DESCRIPTION: Maize is
one of the most versatile plants known to humans and as such, it defies simple
categorization. It grows in every suitable region on earth; from the semiarid
plains of Russia to the subtropical coast of Colombia, and from the Caspian
plain below sea level to the Andean mountains at elevations over 12,000 feet.
Not only are its cultivation zones highly variable, so too is the plant itself.
Maize is found in five basic kinds: dent, flint, sweet, flour, and pop. Within
these categories, kernels exhibit a variety of colors, cobs exhibit a variety
of sizes, and plants exhibit a variety of sizes, morphologies, and maturation
cycles. However, despite these myriad differences, all of the varieties of

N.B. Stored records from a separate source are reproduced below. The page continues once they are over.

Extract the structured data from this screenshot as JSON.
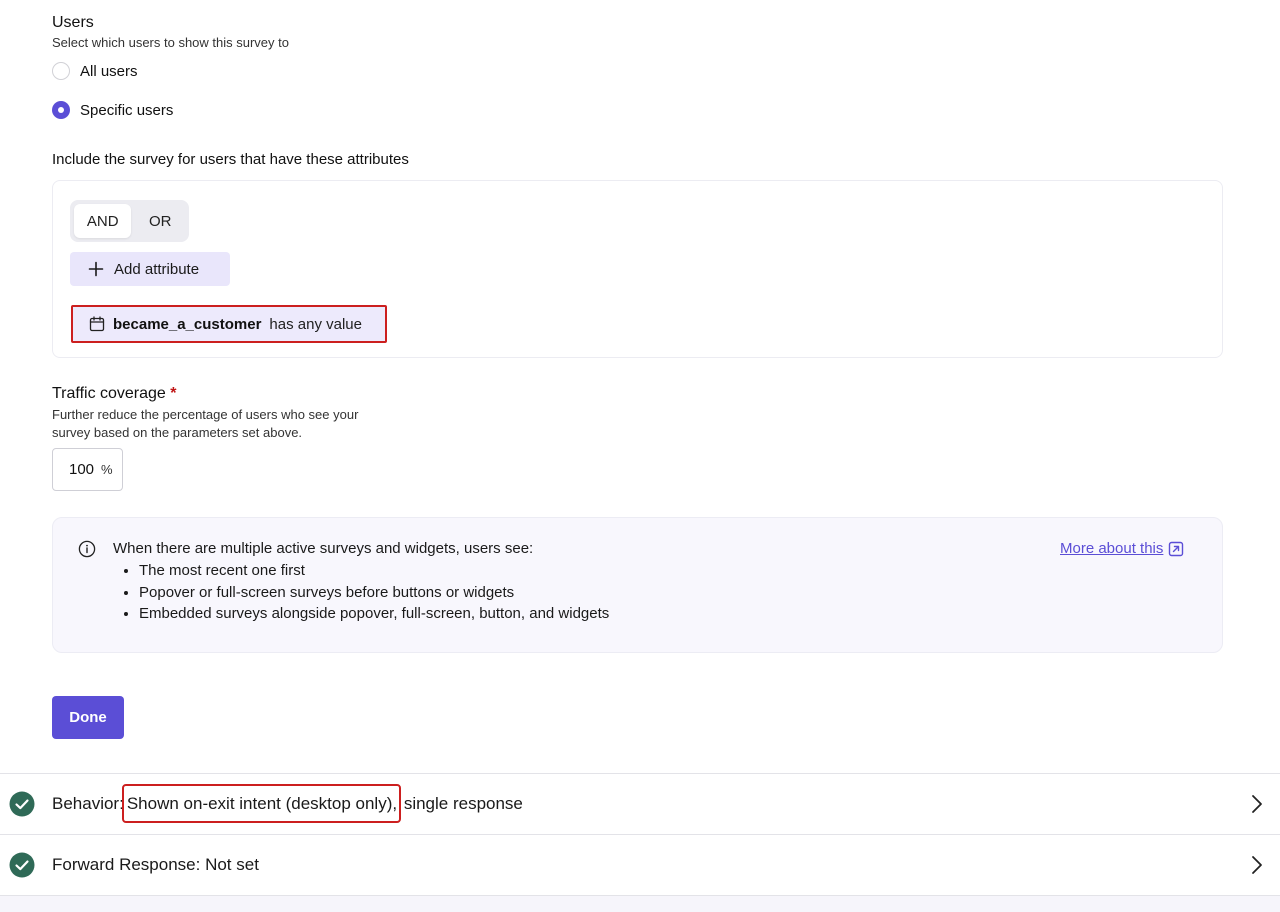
{
  "users": {
    "title": "Users",
    "subtitle": "Select which users to show this survey to",
    "options": [
      {
        "label": "All users",
        "checked": false
      },
      {
        "label": "Specific users",
        "checked": true
      }
    ]
  },
  "attributes": {
    "label": "Include the survey for users that have these attributes",
    "logic": {
      "and_label": "AND",
      "or_label": "OR",
      "selected": "AND"
    },
    "add_label": "Add attribute",
    "filter": {
      "icon": "calendar-icon",
      "name": "became_a_customer",
      "condition": "has any value"
    }
  },
  "traffic": {
    "title": "Traffic coverage",
    "required_mark": "*",
    "description": "Further reduce the percentage of users who see your survey based on the parameters set above.",
    "value": "100",
    "unit": "%"
  },
  "info": {
    "icon": "info-icon",
    "heading": "When there are multiple active surveys and widgets, users see:",
    "items": [
      "The most recent one first",
      "Popover or full-screen surveys before buttons or widgets",
      "Embedded surveys alongside popover, full-screen, button, and widgets"
    ],
    "link_label": "More about this",
    "link_icon": "external-link-icon"
  },
  "done_label": "Done",
  "sections": [
    {
      "title": "Behavior:",
      "value_highlight": "Shown on-exit intent (desktop only),",
      "value_rest": " single response",
      "status_icon": "check-circle-icon"
    },
    {
      "title": "Forward Response:",
      "value": " Not set",
      "status_icon": "check-circle-icon"
    }
  ],
  "colors": {
    "accent": "#5b4ed6",
    "accent_light": "#e9e6fb",
    "success": "#2f6a57",
    "highlight_border": "#cc1f1f",
    "required": "#c01515"
  }
}
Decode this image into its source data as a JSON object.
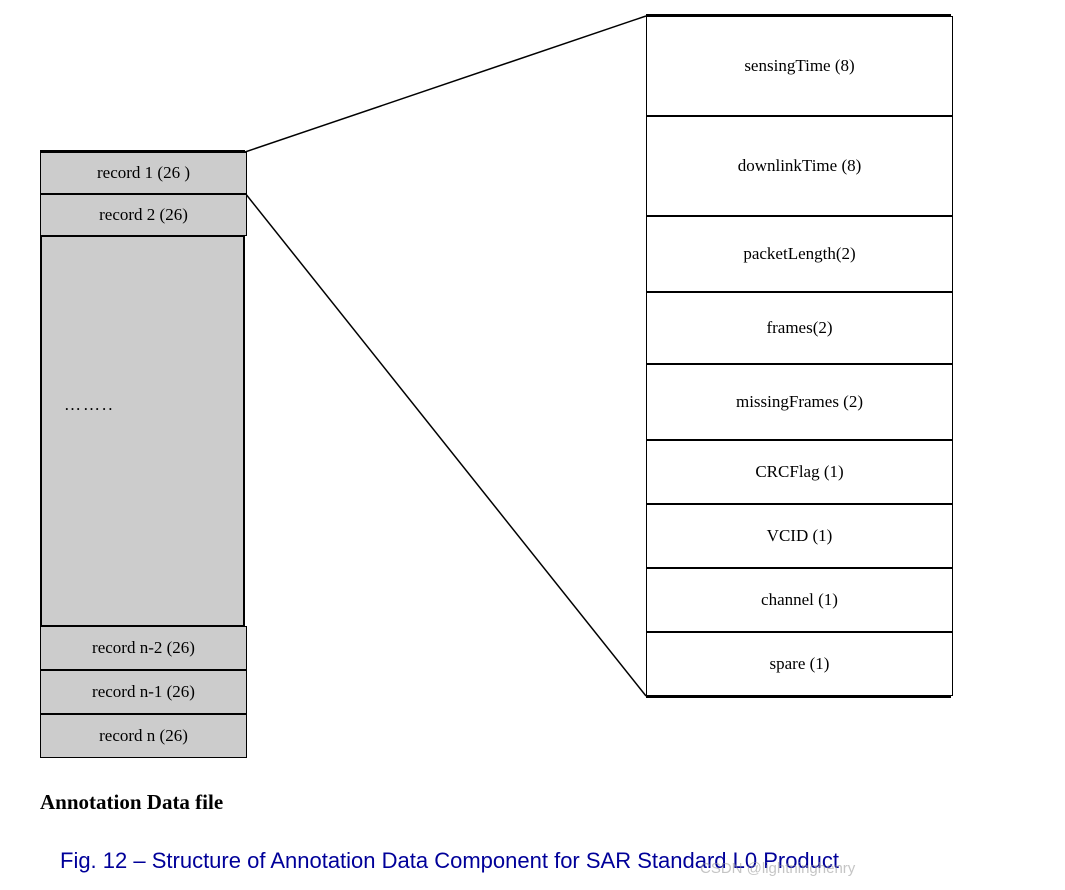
{
  "leftBox": {
    "records": [
      {
        "label": "record 1 (26 )"
      },
      {
        "label": "record 2 (26)"
      },
      {
        "label": "record n-2 (26)"
      },
      {
        "label": "record n-1 (26)"
      },
      {
        "label": "record n (26)"
      }
    ],
    "ellipsis": "……..",
    "title": "Annotation Data file"
  },
  "rightBox": {
    "fields": [
      {
        "label": "sensingTime (8)"
      },
      {
        "label": "downlinkTime (8)"
      },
      {
        "label": "packetLength(2)"
      },
      {
        "label": "frames(2)"
      },
      {
        "label": "missingFrames (2)"
      },
      {
        "label": "CRCFlag (1)"
      },
      {
        "label": "VCID (1)"
      },
      {
        "label": "channel (1)"
      },
      {
        "label": "spare (1)"
      }
    ]
  },
  "caption": "Fig. 12 – Structure of Annotation Data Component for SAR Standard L0 Product",
  "watermark": "CSDN @lightninghenry"
}
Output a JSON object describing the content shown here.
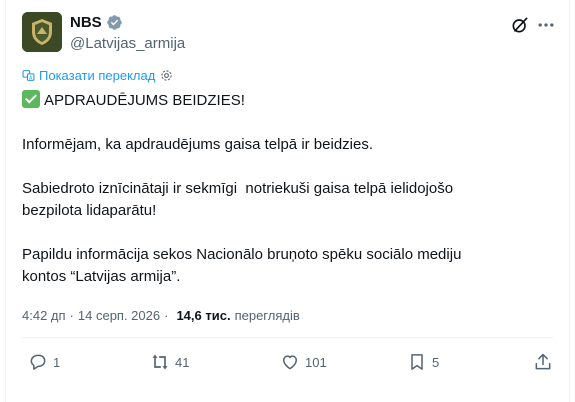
{
  "account": {
    "name": "NBS",
    "handle": "@Latvijas_armija"
  },
  "translate": {
    "label": "Показати переклад"
  },
  "tweet": {
    "lines": [
      "APDRAUDĒJUMS BEIDZIES!",
      "",
      "Informējam, ka apdraudējums gaisa telpā ir beidzies.",
      "",
      "Sabiedroto iznīcinātaji ir sekmīgi  notriekuši gaisa telpā ielidojošo",
      "bezpilota lidaparātu!",
      "",
      "Papildu informācija sekos Nacionālo bruņoto spēku sociālo mediju",
      "kontos “Latvijas armija”."
    ],
    "heading_emoji": "check-mark-button-emoji"
  },
  "meta": {
    "time": "4:42 дп",
    "separator": "·",
    "date": "14 серп. 2026",
    "views_count": "14,6 тис.",
    "views_label": "переглядів"
  },
  "actions": {
    "replies": "1",
    "retweets": "41",
    "likes": "101",
    "bookmarks": "5"
  },
  "colors": {
    "accent": "#1d9bf0",
    "text": "#0f1419",
    "secondary": "#536471",
    "verified": "#829aab"
  }
}
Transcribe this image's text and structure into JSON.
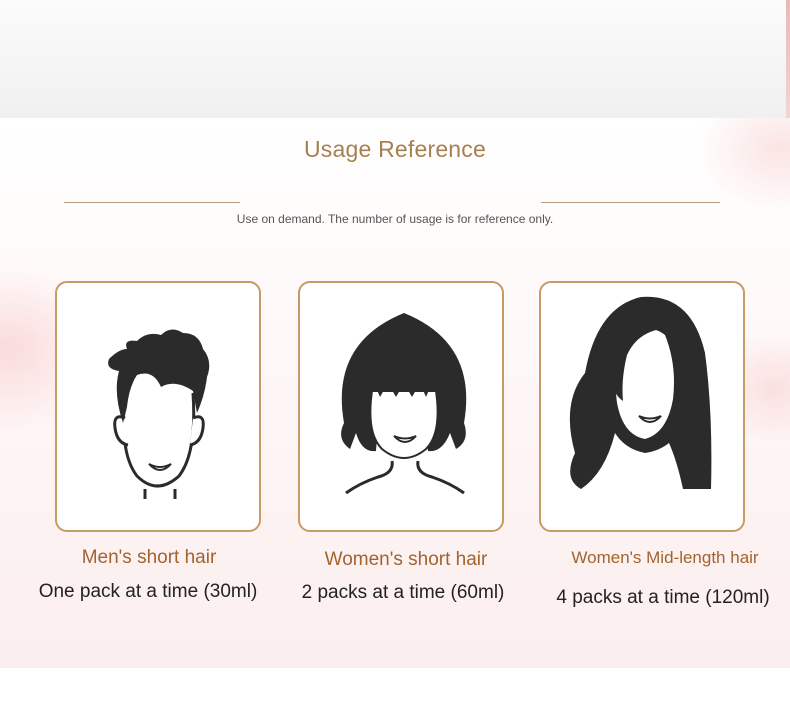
{
  "section": {
    "title": "Usage Reference",
    "subtitle": "Use on demand. The number of usage is for reference only."
  },
  "cards": [
    {
      "label": "Men's short hair",
      "amount": "One pack at a time (30ml)",
      "icon": "men-short-hair-icon"
    },
    {
      "label": "Women's short hair",
      "amount": "2 packs at a time (60ml)",
      "icon": "women-short-hair-icon"
    },
    {
      "label": "Women's Mid-length hair",
      "amount": "4 packs at a time (120ml)",
      "icon": "women-mid-length-hair-icon"
    }
  ],
  "colors": {
    "accent_gold": "#c89a65",
    "title": "#a78050",
    "label": "#a3632f",
    "hair": "#2b2b2b"
  }
}
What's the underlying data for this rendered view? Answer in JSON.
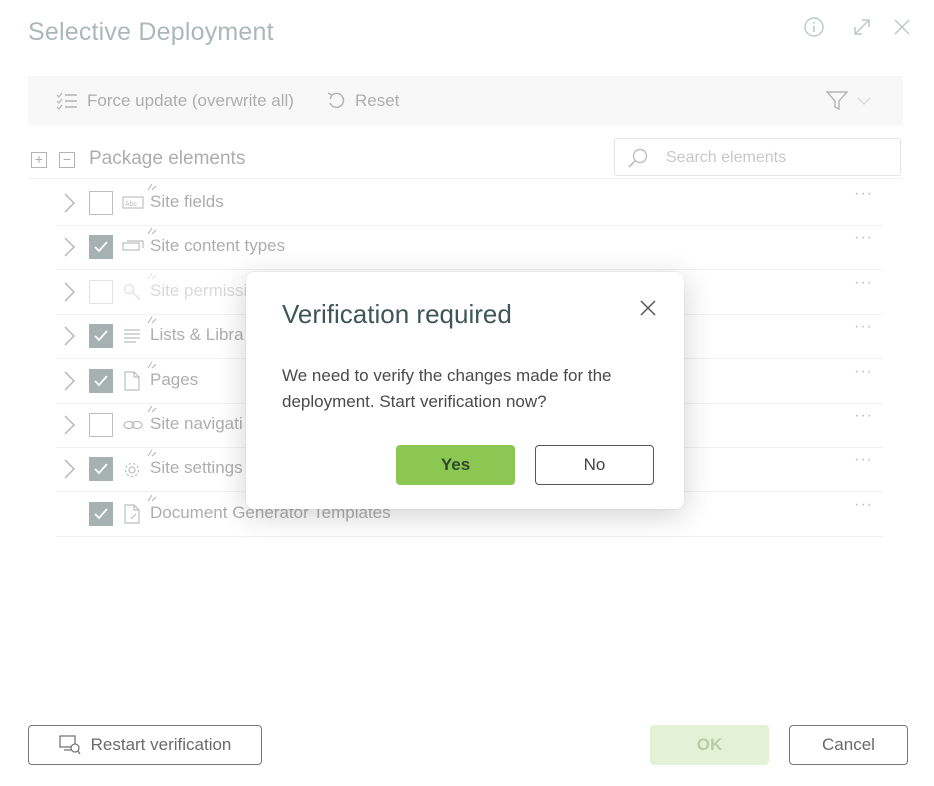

maize are readily hybridized, and most hybrids remain fertile.
Although the exact circumstances are somewhat unclear, archaeologists believe
maize was first domesticated in the Tehuacán Valley of Mexico around
5050BC. Once domesticated, it quickly spread throughout the New World and
eventually became the backbone of many indigenous societies. Agricultural
systems centered on maize yielded huge food surpluses and facilitated the
growth and diversification of such large and complex populations as the Aztecs,
Maya, Inca, and Mississippian Moundbuilders. As the food staple of these imperial
giants, maize was prepared in a number of different ways, but it was most
often prepared as masa. After soaking dried kernels in water overnight, the
food preparer ground them using a mano and metate until they acquired the
consistency of moist dough. This dough, or masa, was then flattened into tortillas,
rolled and filled to make tamales, or eaten without modification as a gruel.
The archaeological record is rich with evidence of corn grinding and its importance
in the everyday activities of these societies. Beyond its utility as a food,
maize was useful because moist husks could be woven into basketry, dry husks
could be used as kindling, and cobs could be fashioned into pipes.
With the arrival of the Spanish in the New World in the sixteenth century,
maize was “discovered” and exported to the Old World. It has since
become one of the most important food crops in the world, and it continues
to sustain large human populations.
BIBLIOGRAPHY: Barreiro, José, ed.
1989 Indian Corn of the Americas: Gift to the World. Columbus Quincentenary
Edition, Northeast Indian Quarterly. Cornell University.
Mangelsdorf, Paul C.
1974 Corn: Its Origin, Evolution, and Improvement. Cambridge: Harvard University
Copyright 2003 Northern Arizona University.
page was authored by Levi Wickwire